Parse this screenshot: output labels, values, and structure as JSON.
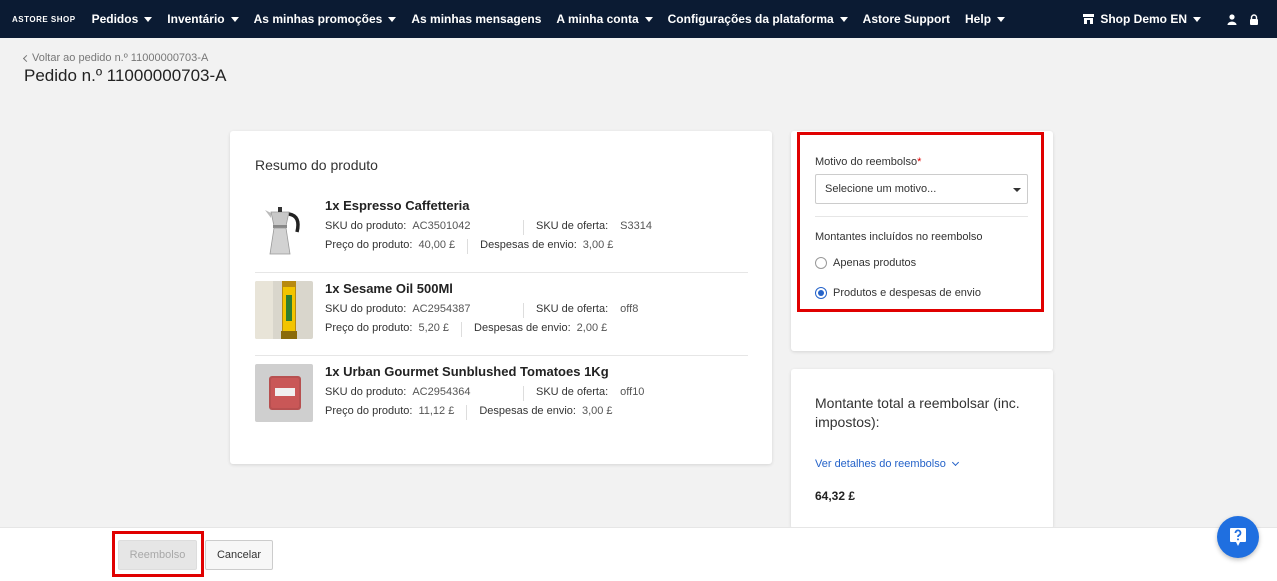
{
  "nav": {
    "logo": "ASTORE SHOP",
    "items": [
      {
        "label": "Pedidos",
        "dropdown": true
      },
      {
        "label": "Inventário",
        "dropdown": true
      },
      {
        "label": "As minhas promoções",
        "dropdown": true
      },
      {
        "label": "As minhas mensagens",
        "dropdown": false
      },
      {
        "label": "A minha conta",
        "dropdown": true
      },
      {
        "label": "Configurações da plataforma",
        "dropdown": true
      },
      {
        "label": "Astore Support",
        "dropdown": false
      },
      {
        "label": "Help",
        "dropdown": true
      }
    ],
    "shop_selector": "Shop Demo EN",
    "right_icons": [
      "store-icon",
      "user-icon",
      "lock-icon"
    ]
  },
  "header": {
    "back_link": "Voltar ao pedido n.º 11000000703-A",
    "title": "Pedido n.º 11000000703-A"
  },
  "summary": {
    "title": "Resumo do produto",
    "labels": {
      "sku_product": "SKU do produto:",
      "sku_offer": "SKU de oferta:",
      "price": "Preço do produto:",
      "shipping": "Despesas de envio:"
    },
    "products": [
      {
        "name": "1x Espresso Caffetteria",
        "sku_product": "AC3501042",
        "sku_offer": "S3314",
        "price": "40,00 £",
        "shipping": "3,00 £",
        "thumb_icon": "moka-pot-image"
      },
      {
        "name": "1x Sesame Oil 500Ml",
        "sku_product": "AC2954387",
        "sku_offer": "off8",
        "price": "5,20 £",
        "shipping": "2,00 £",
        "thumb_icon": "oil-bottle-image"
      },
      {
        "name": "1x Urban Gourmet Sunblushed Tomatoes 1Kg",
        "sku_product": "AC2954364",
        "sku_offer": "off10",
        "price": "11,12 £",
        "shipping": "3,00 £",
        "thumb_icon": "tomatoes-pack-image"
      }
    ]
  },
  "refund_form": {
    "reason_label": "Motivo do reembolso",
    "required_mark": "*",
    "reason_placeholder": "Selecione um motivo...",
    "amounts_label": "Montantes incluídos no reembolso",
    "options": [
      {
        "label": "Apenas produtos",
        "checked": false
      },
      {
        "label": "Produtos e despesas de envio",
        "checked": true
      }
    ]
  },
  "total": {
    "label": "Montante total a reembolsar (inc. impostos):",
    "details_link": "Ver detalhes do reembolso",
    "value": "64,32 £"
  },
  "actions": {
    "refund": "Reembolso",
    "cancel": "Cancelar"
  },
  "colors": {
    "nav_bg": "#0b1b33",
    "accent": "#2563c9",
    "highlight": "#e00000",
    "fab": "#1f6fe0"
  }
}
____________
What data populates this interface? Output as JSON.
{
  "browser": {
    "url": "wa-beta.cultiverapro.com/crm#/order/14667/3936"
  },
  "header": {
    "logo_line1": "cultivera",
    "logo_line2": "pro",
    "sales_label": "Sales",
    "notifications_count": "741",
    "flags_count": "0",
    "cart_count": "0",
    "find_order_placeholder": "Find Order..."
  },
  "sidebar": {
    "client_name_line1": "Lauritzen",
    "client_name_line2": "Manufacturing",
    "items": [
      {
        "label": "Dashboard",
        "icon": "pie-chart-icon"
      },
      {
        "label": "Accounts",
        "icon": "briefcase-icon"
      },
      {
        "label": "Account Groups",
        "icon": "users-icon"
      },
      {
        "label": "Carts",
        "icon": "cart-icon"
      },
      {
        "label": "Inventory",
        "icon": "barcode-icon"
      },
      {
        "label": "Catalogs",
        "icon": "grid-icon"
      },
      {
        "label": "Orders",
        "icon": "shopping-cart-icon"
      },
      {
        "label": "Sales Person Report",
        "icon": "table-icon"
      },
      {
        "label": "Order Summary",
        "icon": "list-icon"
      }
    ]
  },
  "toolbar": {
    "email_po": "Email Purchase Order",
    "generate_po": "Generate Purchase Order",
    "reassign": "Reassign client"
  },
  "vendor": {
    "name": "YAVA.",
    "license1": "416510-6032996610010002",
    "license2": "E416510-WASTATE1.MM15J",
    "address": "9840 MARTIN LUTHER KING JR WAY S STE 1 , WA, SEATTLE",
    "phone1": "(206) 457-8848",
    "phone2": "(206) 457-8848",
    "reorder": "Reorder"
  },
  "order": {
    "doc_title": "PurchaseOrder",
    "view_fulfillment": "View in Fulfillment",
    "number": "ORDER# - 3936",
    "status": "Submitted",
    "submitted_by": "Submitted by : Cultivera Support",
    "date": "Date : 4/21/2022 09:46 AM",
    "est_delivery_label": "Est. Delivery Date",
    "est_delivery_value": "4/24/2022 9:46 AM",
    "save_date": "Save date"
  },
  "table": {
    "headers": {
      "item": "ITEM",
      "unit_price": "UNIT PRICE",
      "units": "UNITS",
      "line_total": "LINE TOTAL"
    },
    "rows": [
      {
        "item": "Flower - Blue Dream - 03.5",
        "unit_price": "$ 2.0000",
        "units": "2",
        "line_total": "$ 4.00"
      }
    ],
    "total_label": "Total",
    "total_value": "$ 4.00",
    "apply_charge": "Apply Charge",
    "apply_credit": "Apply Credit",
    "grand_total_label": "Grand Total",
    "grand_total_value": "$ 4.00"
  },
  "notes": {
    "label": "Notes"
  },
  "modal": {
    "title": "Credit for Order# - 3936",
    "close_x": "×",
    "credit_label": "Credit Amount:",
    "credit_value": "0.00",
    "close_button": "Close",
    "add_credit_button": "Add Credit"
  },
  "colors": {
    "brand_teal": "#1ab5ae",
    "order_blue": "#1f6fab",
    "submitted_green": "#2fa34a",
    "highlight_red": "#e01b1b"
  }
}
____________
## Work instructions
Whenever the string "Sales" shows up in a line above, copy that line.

## Completed exercise
    "sales_label": "Sales",
        "label": "Sales Person Report",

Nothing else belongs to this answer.